** Source information **
————————

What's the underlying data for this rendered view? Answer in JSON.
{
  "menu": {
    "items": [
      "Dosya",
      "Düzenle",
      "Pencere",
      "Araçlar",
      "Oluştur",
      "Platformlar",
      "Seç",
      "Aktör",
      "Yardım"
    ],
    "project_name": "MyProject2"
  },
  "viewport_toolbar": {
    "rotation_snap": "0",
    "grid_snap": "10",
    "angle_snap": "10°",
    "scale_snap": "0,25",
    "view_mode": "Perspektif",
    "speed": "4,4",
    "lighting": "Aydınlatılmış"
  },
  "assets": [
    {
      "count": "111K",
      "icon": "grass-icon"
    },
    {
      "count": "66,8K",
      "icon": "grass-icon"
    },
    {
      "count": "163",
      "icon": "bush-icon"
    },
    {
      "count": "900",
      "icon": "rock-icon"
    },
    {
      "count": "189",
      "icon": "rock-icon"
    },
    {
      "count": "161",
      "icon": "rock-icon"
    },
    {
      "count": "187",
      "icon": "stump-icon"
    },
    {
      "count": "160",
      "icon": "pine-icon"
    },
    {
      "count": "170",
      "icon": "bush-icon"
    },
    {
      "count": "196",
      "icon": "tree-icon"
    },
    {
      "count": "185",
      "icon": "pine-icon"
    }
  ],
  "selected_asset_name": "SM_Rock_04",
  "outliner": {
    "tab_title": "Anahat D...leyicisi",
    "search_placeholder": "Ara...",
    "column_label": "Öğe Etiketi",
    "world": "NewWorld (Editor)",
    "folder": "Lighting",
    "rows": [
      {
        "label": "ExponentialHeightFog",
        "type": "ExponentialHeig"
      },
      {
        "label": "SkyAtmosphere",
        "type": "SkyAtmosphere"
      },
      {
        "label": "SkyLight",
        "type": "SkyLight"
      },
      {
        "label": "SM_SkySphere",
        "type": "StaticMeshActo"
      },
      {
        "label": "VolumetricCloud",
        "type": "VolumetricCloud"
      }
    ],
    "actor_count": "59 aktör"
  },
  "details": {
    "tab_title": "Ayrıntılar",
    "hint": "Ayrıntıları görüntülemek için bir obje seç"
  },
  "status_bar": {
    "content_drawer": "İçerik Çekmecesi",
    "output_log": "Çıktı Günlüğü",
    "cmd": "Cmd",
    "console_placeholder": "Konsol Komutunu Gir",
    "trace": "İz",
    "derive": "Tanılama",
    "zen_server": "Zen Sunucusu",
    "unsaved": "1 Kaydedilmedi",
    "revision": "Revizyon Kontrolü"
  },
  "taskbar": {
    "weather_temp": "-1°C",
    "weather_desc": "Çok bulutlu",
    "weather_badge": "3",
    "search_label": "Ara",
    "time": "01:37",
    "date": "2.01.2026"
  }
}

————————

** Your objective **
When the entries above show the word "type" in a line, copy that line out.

** Answer to this task **
        "type": "ExponentialHeig"
        "type": "SkyAtmosphere"
        "type": "SkyLight"
        "type": "StaticMeshActo"
        "type": "VolumetricCloud"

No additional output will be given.